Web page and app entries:
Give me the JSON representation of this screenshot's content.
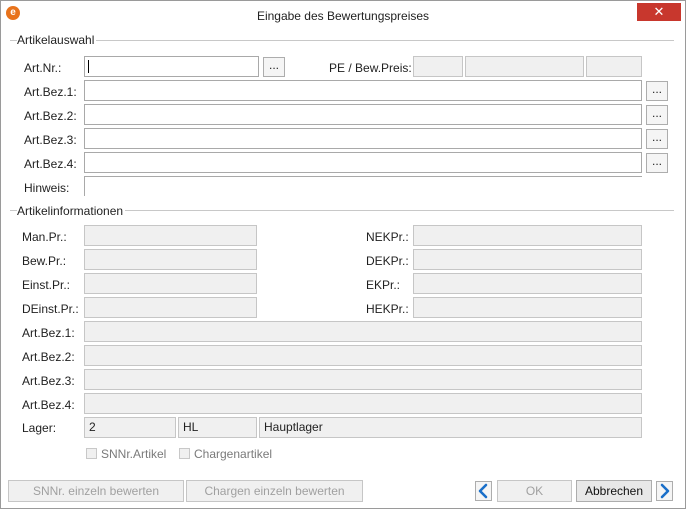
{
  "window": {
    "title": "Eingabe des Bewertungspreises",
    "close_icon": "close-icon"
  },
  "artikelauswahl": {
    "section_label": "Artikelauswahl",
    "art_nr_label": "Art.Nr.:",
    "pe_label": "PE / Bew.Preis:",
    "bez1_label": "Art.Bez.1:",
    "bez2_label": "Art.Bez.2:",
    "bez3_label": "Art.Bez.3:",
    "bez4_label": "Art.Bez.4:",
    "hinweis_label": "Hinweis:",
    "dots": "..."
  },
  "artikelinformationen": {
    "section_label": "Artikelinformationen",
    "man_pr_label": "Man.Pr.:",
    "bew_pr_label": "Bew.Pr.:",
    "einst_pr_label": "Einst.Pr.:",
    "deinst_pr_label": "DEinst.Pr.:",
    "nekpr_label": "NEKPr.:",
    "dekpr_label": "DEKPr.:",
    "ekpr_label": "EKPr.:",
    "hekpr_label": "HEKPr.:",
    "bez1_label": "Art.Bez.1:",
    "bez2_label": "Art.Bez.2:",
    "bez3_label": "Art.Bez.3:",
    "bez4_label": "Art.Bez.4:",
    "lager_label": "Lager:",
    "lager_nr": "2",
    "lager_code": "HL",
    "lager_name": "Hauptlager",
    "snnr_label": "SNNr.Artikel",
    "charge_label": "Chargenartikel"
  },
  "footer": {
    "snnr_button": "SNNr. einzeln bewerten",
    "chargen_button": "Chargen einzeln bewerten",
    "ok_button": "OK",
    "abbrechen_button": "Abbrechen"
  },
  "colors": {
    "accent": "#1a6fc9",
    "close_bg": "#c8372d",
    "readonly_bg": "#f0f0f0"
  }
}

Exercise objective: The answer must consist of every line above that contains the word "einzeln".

Task output:
    "snnr_button": "SNNr. einzeln bewerten",
    "chargen_button": "Chargen einzeln bewerten",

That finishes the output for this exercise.